── INPUT RECORDS ──

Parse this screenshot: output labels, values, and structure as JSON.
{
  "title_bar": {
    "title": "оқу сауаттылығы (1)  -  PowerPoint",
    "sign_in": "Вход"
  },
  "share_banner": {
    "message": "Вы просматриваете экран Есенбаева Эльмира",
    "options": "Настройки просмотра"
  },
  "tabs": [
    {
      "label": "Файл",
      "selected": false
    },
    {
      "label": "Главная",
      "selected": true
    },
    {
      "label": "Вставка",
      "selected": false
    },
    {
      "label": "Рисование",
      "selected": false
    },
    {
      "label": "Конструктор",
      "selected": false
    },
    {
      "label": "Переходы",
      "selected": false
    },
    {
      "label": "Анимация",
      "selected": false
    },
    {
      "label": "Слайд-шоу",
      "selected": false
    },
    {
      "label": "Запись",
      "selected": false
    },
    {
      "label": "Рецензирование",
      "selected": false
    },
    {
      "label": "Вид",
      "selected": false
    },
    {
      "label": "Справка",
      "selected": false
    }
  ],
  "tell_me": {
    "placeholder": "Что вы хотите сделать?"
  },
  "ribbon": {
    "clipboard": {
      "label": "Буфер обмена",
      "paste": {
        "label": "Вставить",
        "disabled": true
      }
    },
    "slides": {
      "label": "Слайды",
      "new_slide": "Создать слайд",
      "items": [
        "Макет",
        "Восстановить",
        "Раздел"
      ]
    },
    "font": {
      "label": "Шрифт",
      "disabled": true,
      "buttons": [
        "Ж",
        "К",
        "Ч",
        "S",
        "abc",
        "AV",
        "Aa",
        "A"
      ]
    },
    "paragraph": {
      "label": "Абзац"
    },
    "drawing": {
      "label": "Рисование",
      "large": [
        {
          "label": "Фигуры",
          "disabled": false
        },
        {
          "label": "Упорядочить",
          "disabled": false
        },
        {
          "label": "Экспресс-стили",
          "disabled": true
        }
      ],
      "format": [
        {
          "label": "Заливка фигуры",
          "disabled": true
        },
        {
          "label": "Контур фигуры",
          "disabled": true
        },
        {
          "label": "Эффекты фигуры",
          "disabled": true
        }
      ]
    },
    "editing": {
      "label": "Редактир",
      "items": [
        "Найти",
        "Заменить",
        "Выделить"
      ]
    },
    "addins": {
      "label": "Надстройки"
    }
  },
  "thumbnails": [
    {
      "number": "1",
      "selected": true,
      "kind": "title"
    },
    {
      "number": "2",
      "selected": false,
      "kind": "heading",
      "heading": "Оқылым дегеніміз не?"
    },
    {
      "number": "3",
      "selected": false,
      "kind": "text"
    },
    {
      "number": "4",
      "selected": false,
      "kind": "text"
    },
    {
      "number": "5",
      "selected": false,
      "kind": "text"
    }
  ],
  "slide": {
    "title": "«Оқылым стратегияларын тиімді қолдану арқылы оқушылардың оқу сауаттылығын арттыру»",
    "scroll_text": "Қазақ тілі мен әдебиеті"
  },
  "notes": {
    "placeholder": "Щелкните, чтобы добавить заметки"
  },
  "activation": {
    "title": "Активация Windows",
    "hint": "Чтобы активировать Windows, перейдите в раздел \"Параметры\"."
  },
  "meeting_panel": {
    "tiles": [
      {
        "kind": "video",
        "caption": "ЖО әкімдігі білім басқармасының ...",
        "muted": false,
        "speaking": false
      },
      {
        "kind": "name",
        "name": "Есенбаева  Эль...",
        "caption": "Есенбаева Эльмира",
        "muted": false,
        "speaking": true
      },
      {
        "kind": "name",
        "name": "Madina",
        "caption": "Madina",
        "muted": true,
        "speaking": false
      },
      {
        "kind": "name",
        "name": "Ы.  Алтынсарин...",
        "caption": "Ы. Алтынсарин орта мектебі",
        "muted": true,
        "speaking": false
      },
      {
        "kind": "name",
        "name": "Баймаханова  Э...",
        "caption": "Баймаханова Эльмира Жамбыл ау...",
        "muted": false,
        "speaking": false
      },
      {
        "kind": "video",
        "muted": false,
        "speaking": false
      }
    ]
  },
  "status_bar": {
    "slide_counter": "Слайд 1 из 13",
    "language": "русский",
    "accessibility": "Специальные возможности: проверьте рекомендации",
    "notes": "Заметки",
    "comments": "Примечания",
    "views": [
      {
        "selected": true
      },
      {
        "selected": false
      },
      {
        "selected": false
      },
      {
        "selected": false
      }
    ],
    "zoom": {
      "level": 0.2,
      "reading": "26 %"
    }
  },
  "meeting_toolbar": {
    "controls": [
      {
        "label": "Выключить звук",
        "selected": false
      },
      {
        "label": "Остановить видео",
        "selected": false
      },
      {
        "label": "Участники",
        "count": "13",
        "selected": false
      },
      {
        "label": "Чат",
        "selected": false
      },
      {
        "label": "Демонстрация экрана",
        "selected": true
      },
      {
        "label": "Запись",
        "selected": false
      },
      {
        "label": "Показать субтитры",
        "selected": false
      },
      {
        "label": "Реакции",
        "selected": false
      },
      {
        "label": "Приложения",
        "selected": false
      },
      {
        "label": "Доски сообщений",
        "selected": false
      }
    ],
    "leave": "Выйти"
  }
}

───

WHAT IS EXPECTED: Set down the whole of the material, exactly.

TASK RESPONSE:
Parse this screenshot: output labels, values, and structure as JSON.
{
  "title_bar": {
    "title": "оқу сауаттылығы (1)  -  PowerPoint",
    "sign_in": "Вход"
  },
  "share_banner": {
    "message": "Вы просматриваете экран Есенбаева Эльмира",
    "options": "Настройки просмотра"
  },
  "tabs": [
    {
      "label": "Файл",
      "selected": false
    },
    {
      "label": "Главная",
      "selected": true
    },
    {
      "label": "Вставка",
      "selected": false
    },
    {
      "label": "Рисование",
      "selected": false
    },
    {
      "label": "Конструктор",
      "selected": false
    },
    {
      "label": "Переходы",
      "selected": false
    },
    {
      "label": "Анимация",
      "selected": false
    },
    {
      "label": "Слайд-шоу",
      "selected": false
    },
    {
      "label": "Запись",
      "selected": false
    },
    {
      "label": "Рецензирование",
      "selected": false
    },
    {
      "label": "Вид",
      "selected": false
    },
    {
      "label": "Справка",
      "selected": false
    }
  ],
  "tell_me": {
    "placeholder": "Что вы хотите сделать?"
  },
  "ribbon": {
    "clipboard": {
      "label": "Буфер обмена",
      "paste": {
        "label": "Вставить",
        "disabled": true
      }
    },
    "slides": {
      "label": "Слайды",
      "new_slide": "Создать слайд",
      "items": [
        "Макет",
        "Восстановить",
        "Раздел"
      ]
    },
    "font": {
      "label": "Шрифт",
      "disabled": true,
      "buttons": [
        "Ж",
        "К",
        "Ч",
        "S",
        "abc",
        "AV",
        "Aa",
        "A"
      ]
    },
    "paragraph": {
      "label": "Абзац"
    },
    "drawing": {
      "label": "Рисование",
      "large": [
        {
          "label": "Фигуры",
          "disabled": false
        },
        {
          "label": "Упорядочить",
          "disabled": false
        },
        {
          "label": "Экспресс-стили",
          "disabled": true
        }
      ],
      "format": [
        {
          "label": "Заливка фигуры",
          "disabled": true
        },
        {
          "label": "Контур фигуры",
          "disabled": true
        },
        {
          "label": "Эффекты фигуры",
          "disabled": true
        }
      ]
    },
    "editing": {
      "label": "Редактир",
      "items": [
        "Найти",
        "Заменить",
        "Выделить"
      ]
    },
    "addins": {
      "label": "Надстройки"
    }
  },
  "thumbnails": [
    {
      "number": "1",
      "selected": true,
      "kind": "title"
    },
    {
      "number": "2",
      "selected": false,
      "kind": "heading",
      "heading": "Оқылым дегеніміз не?"
    },
    {
      "number": "3",
      "selected": false,
      "kind": "text"
    },
    {
      "number": "4",
      "selected": false,
      "kind": "text"
    },
    {
      "number": "5",
      "selected": false,
      "kind": "text"
    }
  ],
  "slide": {
    "title": "«Оқылым стратегияларын тиімді қолдану арқылы оқушылардың оқу сауаттылығын арттыру»",
    "scroll_text": "Қазақ тілі мен әдебиеті"
  },
  "notes": {
    "placeholder": "Щелкните, чтобы добавить заметки"
  },
  "activation": {
    "title": "Активация Windows",
    "hint": "Чтобы активировать Windows, перейдите в раздел \"Параметры\"."
  },
  "meeting_panel": {
    "tiles": [
      {
        "kind": "video",
        "caption": "ЖО әкімдігі білім басқармасының ...",
        "muted": false,
        "speaking": false
      },
      {
        "kind": "name",
        "name": "Есенбаева  Эль...",
        "caption": "Есенбаева Эльмира",
        "muted": false,
        "speaking": true
      },
      {
        "kind": "name",
        "name": "Madina",
        "caption": "Madina",
        "muted": true,
        "speaking": false
      },
      {
        "kind": "name",
        "name": "Ы.  Алтынсарин...",
        "caption": "Ы. Алтынсарин орта мектебі",
        "muted": true,
        "speaking": false
      },
      {
        "kind": "name",
        "name": "Баймаханова  Э...",
        "caption": "Баймаханова Эльмира Жамбыл ау...",
        "muted": false,
        "speaking": false
      },
      {
        "kind": "video",
        "muted": false,
        "speaking": false
      }
    ]
  },
  "status_bar": {
    "slide_counter": "Слайд 1 из 13",
    "language": "русский",
    "accessibility": "Специальные возможности: проверьте рекомендации",
    "notes": "Заметки",
    "comments": "Примечания",
    "views": [
      {
        "selected": true
      },
      {
        "selected": false
      },
      {
        "selected": false
      },
      {
        "selected": false
      }
    ],
    "zoom": {
      "level": 0.2,
      "reading": "26 %"
    }
  },
  "meeting_toolbar": {
    "controls": [
      {
        "label": "Выключить звук",
        "selected": false
      },
      {
        "label": "Остановить видео",
        "selected": false
      },
      {
        "label": "Участники",
        "count": "13",
        "selected": false
      },
      {
        "label": "Чат",
        "selected": false
      },
      {
        "label": "Демонстрация экрана",
        "selected": true
      },
      {
        "label": "Запись",
        "selected": false
      },
      {
        "label": "Показать субтитры",
        "selected": false
      },
      {
        "label": "Реакции",
        "selected": false
      },
      {
        "label": "Приложения",
        "selected": false
      },
      {
        "label": "Доски сообщений",
        "selected": false
      }
    ],
    "leave": "Выйти"
  }
}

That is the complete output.